- Diana Ross's "Swept Away" has its fans but I'm not one of them. I did get the album for super cheap and only because I liked her ode to Marvin Gaye, "Missing You". The best of my recollection tells me my girl liked "Swept Away" or had mentioned the video because like a lot of people, she loved her MTV.
- As a diehard Adam Ant fan, buying his new albums has and probably always will be a priority for me but Vive Le Rock did not make a good first, second or even third impression with me. But, for whatever reason, I did put the title track on the tape and the album has actually grown on me since then.
- The last track on Side A is the B Side of an imported twelve-inch single of Billy Idol's "White Wedding" released in 1985, a track entitled "Mega-Idol Mix". A medley composed of three previously released Idol songs, including remixed versions of "Flesh For Fantasy" and "Mony Mony", that ended with "Dancing With Myself". It's really nothing spectacular and can be easily recreated with a PC and some editing software but I've always had a soft spot for such medleys and megamixes. To the best of my knowledge, "Mega-Idol Mix" has yet to appear on CD.
- Side B of U kicks off with Vanity and Prince trading insults over the phone in "If A Girl Answers Don't Hang Up". I guess I liked the song a lot more then than I do now but there are still a few really catchy tracks on the Vanity 6 album. (For those of you paying close attention, that's Prince's second of three appearances on tape U.)
- In what must surely rank as one of the worst transitions ever between songs in mixtape history, Vanity 6 is followed up by "Heartbreak Hotel" from the King himself. Thank you, thank you very much.
- Torch Song's "Prepare To Energize" follows and man this song sounds great. Had to turn up the Klipschs for this one. "Prepare To Energize" is also a great headphone track with a wide soundstage and many directional sounds.
- Jeffrey Osborne shows up with "Stay With Me Tonight" and its on. Great track, great performance and, in hindsight, a none too subtle suggestion from me the tape maker to my special girl, the intended listener.
- "Cherish" by Kool & the Gang is not a favorite song of mine by any stretch but my girl liked it so here it is. At least it's not "Joanna".
- Chicago's "Baby, What A Big Surprise" was and is a favorite of both of ours but "Against All Odds" is all her.
- Journey's live Captured album was a new addition to the collection and in the context of some of the other songs choices here on Side B, "Lovin', Touchin', Squeezin' " was a fitting choice though my favorite track on the album is the lone studio track tacked on at the end of Side 4, "The Party's Over (Hopelessly In Love)".
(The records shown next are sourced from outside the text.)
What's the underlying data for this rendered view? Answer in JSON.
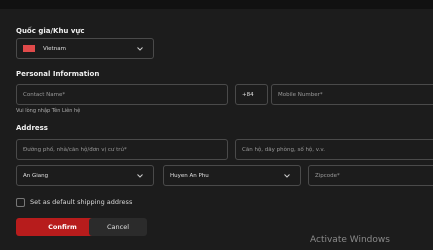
{
  "region": {
    "title": "Quốc gia/Khu vực",
    "country": "Vietnam"
  },
  "personal": {
    "title": "Personal Information",
    "contact_name_placeholder": "Contact Name*",
    "country_code": "+84",
    "mobile_placeholder": "Mobile Number*",
    "helper_text": "Vui lòng nhập Tên Liên hệ"
  },
  "address": {
    "title": "Address",
    "street_placeholder": "Đường phố, nhà/căn hộ/đơn vị cư trú*",
    "apartment_placeholder": "Căn hộ, dãy phòng, số hộ, v.v.",
    "province": "An Giang",
    "district": "Huyen An Phu",
    "zipcode_placeholder": "Zipcode*"
  },
  "default_shipping_label": "Set as default shipping address",
  "actions": {
    "confirm": "Confirm",
    "cancel": "Cancel"
  },
  "watermark": "Activate Windows",
  "colors": {
    "background": "#1c1c1c",
    "accent": "#b71c1c",
    "flag": "#e04a4a"
  }
}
- Keeping the live vibe up, Paul McCartney and Wings are the next to last track on the tape with "Maybe I'm Amazed" from Wings Over America. I am equally fond of both the studio and live versions of the song and she knows exactly what I mean when I write MIA on the steamed-up mirror while she's showering and it's not missing in action.
- At this point in my recent listening, I notice that the total elapsed time for this side of the tape is right at forty minutes and I'm wondering did I go with one four or five minute tune to finish it up or did I push my luck with a couple of shorter tracks, hoping the tape runs long and can hold more than forty-five minutes worth of music. Once the opening notes of Prince's "Do Me, Baby" begin, the answer becomes clear: I went with a longer song and would probably fade it out just as tape ran out. More than seven and a half minutes later, I realize two things:
- the tape did indeed run long, capable of holding nearly forty-eight minutes of music per side which would have been nice to know going into Side A as I could have squeezed another track in and
- back in 1985, as a nineteen-year-old college sophomore with no game, I lacked subtlety.
Based on the evidence presented in 1985: A Vinyl Odyssey, I am 97% confident in saying tape U was dubbed sometime in late August or early September 1985.
click on song titles to listen
click on artist name to visit the appropriate page of 1985: A Vinyl Odyssey